December 14, 1755 Sabbath Eve

I have been taking some pains with Sukey Shippen. She is a poor ignorant stupid girl in matters of religion, though not so ignorant as I feared I should have found her—she has an old aunt that lives in the house that has taken some pains with her—she says her aunt is a very good woman, and I believe she is by all I have heard—and I don’t know but they think she is good enough for all the house.


December 20, 1755 Saturday

I wish I could help troubling you with my troubles that can do neither you nor me any good, but I am perplexed about our public affairs. The men say (tho’ not Mr. Burr, he is not one of that sort) that women have no business to concern themselves about ’em but to trust to those that know better and be content to be destroyed because that they did all for the best—indeed, if I was convinced that our great men did act as they really thought was for the glory of God and the good of the country, it would go a great ways to make me easy.


January 13, 1756 Tuesday Eve

This eve Miss Sukey began with me about her soul’s concerns, and I find she has had a great many very serious thoughts since she has been here. She is full of her inquiries, what she must do to be good. She tells me she tries to pray from her heart but finds she can’t, and she seems to have some sense of sin—you can’t think how my heart is rejoiced—Oh that God would give us this one soul! I seem as if I could not be denied my request that God would perfect the good work that seems to be begun in her whiles in this house—oh how great a blessing upon us—I hope God has heard some of my poor prayers for her—and I hope for a heart to pray more earnestly for her than ever—what a comfort to see those under our care inclining to the ways of religion and true virtue.


January 14, 1756 Wednesday

A very stormy day. I find a great deal of pleasure in instructing this miss I have with me, for she seems to have both ears open whenever I say anything by way of instruction—she is a very judicious child for one of twelve years old—she grows quite womanly lately—I shall be very proud if I can make a clever girl of her, for she was really a baby when she came here—she grows very notable.

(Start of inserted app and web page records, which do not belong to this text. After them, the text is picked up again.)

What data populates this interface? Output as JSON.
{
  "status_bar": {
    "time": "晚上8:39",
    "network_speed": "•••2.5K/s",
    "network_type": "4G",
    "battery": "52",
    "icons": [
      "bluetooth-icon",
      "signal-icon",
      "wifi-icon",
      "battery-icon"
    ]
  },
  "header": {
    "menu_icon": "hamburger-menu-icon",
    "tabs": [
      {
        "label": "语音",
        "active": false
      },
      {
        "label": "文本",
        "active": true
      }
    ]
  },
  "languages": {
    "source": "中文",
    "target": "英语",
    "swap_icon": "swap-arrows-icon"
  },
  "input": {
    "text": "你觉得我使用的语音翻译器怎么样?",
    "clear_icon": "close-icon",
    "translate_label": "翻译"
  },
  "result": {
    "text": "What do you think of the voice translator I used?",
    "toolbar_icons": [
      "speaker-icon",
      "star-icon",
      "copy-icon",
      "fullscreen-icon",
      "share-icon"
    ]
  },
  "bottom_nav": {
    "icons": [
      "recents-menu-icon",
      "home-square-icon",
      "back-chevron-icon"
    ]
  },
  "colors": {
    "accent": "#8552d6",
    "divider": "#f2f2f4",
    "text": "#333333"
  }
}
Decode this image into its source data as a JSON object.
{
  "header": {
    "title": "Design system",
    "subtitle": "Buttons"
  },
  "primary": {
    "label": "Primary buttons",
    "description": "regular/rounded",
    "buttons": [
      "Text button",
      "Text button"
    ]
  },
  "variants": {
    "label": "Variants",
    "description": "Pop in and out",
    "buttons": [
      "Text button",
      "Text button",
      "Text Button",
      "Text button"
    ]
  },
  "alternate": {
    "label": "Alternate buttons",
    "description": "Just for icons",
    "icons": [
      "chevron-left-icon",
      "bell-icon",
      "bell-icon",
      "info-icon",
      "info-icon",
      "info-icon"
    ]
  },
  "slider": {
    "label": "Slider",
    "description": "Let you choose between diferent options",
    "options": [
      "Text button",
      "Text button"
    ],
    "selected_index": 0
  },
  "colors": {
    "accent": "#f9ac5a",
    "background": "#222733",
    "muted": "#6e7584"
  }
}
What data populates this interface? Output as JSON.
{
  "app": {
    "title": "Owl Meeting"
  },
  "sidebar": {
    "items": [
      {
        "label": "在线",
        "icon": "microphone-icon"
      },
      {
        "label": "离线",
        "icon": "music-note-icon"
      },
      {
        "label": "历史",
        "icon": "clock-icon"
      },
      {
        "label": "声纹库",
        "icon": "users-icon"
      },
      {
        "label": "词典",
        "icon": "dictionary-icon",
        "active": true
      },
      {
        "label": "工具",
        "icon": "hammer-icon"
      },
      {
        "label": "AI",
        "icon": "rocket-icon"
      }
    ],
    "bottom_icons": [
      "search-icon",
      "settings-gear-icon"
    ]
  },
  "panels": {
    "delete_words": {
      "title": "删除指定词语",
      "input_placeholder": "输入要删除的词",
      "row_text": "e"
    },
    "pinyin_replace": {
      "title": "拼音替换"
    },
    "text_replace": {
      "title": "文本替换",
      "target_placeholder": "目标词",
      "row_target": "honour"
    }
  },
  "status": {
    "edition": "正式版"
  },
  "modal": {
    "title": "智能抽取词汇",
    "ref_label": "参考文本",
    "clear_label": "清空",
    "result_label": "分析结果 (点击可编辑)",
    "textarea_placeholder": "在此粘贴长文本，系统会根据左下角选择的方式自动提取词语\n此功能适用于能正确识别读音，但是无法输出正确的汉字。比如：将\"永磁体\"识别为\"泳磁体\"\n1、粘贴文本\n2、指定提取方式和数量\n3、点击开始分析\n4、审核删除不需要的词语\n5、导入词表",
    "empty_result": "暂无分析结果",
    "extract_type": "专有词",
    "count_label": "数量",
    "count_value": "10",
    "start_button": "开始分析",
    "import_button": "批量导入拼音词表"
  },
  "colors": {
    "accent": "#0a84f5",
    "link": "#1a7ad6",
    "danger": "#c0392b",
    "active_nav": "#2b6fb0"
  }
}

Study Questions

  1.   What do Burr’s journal entries tell us about the various role expectations placed on evangelical women in the Great Awakening? How might those roles or expectations been liberating or confining?
  2. How does the evangelicalism of someone like Burr compare to that of someone like Beverly LaHaye (Document 32) or Elisabeth Elliott Gren (Document 34)? Where are there areas of continuity and discontinuity among these women?

Footnotes

  1. Matthew 11:7; Luke 7:24
  2. As the editors of Burr’s Journal note: “Sue, also called Sukey in the journal, was a young servant or slave in the Burr household. Readers should be aware that Esther also used the nicknames Sue and Sukey for her sister Susanna . . . and Sukey for Susannah Shippen. It is not always clear which of the three young women she was referring to.” Journal, 61.
  3. Proverbs 31:18
  4. See Genesis 18: 16-33 where Abraham pleads with the Lord to spare the corrupt city of Sodom; God eventually agrees to spare the city if he can find ten righteous men in it.
  5. a reference to the French
  6. This is a paraphrase of Ephesians 5:22-33.
  7. Burr’s January 1, 1755 sermon